**What this task involves**: Across all the records, filter for lines with the word "ТНРЭР" and copy them.

**Data records**:
= Beginning of Section =

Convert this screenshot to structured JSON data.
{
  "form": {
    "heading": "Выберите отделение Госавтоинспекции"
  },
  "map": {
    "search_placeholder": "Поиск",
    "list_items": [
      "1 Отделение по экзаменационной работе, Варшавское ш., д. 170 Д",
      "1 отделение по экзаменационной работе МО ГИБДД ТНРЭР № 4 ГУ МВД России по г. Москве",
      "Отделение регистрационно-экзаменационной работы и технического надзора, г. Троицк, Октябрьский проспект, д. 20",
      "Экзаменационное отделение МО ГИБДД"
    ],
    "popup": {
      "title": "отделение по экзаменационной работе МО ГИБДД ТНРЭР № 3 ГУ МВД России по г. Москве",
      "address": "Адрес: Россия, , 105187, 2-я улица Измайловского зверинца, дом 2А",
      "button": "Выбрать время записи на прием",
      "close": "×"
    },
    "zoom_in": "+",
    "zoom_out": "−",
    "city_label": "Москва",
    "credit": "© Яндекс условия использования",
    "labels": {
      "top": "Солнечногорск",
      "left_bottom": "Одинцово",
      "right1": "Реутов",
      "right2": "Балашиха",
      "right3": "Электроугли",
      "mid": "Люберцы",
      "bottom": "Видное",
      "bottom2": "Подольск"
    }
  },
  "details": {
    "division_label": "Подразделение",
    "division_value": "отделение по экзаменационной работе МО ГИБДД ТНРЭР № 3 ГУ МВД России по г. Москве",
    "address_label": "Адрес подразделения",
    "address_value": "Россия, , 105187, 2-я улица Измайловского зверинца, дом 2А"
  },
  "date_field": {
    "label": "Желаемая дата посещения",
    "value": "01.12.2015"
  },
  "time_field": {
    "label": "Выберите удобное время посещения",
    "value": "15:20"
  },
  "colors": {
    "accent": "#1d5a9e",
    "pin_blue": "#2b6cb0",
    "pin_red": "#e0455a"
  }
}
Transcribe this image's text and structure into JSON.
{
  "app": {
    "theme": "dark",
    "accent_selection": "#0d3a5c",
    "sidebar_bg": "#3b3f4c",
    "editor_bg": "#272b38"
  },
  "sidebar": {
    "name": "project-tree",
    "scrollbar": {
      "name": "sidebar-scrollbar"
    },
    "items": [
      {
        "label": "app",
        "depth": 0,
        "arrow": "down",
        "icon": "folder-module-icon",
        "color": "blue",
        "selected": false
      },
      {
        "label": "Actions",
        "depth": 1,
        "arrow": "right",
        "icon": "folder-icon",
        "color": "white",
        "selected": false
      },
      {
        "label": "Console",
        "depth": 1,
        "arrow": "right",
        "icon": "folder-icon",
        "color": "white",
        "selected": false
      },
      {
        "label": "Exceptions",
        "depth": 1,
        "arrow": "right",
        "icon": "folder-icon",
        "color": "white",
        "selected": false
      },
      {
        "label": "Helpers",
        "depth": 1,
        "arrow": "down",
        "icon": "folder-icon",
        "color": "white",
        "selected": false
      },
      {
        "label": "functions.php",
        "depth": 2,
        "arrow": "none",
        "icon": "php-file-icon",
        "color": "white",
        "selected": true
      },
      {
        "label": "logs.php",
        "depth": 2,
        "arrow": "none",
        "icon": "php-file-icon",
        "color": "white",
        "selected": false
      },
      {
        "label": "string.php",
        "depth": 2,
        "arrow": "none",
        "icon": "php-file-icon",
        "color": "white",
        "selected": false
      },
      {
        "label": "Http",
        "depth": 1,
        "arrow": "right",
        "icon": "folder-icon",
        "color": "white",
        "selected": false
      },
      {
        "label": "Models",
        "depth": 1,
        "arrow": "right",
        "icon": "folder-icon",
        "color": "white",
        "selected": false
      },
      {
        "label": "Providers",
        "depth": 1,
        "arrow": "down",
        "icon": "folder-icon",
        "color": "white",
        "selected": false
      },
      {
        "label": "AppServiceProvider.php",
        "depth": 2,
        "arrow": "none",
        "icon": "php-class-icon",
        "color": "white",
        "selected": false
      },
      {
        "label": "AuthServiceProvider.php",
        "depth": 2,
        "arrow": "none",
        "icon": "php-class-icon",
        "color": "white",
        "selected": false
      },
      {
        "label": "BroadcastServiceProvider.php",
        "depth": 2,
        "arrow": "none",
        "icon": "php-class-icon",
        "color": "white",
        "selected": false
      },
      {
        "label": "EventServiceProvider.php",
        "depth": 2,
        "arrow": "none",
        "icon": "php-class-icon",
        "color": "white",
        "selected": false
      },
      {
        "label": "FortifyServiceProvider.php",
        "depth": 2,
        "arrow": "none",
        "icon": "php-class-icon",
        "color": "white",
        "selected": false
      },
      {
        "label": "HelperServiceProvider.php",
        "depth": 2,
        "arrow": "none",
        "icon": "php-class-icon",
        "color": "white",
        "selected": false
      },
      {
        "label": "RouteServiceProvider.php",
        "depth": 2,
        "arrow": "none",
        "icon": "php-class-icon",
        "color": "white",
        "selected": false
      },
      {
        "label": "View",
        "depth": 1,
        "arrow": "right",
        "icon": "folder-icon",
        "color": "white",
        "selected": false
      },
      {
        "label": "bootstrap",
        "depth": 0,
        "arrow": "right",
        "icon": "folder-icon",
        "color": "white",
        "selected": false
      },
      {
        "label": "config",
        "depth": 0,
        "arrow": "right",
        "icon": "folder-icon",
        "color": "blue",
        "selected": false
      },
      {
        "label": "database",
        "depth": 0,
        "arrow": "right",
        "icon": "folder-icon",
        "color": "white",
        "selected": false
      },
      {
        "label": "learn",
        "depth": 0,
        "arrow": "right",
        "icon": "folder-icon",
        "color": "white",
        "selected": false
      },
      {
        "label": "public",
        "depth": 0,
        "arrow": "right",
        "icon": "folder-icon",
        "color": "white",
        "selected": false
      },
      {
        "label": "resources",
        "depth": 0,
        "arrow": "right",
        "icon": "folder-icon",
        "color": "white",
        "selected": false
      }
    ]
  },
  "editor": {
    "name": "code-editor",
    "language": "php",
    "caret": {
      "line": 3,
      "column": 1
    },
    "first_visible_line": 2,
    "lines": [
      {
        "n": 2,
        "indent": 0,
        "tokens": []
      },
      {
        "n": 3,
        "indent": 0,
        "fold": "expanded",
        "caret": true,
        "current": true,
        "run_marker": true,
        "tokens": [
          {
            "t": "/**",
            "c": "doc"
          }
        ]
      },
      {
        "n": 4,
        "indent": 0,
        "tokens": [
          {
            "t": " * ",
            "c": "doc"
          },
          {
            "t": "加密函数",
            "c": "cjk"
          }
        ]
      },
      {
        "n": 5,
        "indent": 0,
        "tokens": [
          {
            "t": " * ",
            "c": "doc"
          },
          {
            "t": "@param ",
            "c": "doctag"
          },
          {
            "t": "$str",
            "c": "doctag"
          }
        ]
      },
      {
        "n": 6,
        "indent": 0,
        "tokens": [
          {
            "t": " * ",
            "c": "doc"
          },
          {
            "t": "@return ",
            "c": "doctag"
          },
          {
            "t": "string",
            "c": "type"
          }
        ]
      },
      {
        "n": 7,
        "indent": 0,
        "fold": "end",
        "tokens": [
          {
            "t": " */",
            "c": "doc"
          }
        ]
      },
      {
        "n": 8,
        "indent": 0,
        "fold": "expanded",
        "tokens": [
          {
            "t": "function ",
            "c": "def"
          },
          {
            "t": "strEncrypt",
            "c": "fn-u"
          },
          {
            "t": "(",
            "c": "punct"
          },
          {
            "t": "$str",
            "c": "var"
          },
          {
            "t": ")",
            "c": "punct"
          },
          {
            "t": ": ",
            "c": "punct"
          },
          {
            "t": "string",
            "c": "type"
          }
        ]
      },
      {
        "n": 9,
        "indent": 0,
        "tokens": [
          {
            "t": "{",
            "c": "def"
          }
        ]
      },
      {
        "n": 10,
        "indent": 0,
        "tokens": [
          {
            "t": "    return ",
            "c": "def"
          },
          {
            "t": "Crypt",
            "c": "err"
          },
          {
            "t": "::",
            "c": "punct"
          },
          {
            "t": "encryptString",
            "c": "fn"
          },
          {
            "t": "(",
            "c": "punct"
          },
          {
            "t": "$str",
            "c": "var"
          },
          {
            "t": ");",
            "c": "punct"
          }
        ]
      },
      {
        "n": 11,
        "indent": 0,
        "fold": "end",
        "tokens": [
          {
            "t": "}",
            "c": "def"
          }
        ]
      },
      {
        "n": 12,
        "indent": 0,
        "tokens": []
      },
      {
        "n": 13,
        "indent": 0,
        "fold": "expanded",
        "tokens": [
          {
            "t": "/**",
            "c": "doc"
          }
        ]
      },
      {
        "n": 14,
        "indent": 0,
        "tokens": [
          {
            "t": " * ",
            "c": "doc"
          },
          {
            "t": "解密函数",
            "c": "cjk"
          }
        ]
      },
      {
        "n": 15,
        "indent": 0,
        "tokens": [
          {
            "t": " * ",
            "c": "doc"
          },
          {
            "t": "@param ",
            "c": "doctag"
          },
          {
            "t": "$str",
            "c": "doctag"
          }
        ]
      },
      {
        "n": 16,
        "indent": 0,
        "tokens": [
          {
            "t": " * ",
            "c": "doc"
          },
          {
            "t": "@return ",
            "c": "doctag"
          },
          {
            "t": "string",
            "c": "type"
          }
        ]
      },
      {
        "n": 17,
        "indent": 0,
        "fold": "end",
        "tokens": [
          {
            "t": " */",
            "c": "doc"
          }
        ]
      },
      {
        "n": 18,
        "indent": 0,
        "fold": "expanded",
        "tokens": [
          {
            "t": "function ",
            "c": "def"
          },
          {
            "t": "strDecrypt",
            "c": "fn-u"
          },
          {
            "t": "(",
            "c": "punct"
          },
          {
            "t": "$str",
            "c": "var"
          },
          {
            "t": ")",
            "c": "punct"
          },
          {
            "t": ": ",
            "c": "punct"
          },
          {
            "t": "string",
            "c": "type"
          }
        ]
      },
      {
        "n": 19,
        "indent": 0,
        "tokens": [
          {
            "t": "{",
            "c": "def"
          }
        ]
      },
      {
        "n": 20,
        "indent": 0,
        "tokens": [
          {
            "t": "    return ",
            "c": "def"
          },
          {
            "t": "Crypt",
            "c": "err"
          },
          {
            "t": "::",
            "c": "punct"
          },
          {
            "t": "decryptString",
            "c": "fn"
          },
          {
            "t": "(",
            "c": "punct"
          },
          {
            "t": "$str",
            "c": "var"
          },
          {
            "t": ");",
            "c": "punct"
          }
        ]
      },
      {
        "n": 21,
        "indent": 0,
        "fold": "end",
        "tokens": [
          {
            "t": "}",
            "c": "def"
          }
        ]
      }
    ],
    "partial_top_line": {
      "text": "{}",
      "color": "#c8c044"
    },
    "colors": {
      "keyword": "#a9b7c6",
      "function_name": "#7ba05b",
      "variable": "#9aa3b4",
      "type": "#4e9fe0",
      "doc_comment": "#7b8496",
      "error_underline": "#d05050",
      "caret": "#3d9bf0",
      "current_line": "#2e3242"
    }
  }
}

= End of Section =

**Answer section**:
      "1 отделение по экзаменационной работе МО ГИБДД ТНРЭР № 4 ГУ МВД России по г. Москве",
      "title": "отделение по экзаменационной работе МО ГИБДД ТНРЭР № 3 ГУ МВД России по г. Москве",
    "division_value": "отделение по экзаменационной работе МО ГИБДД ТНРЭР № 3 ГУ МВД России по г. Москве",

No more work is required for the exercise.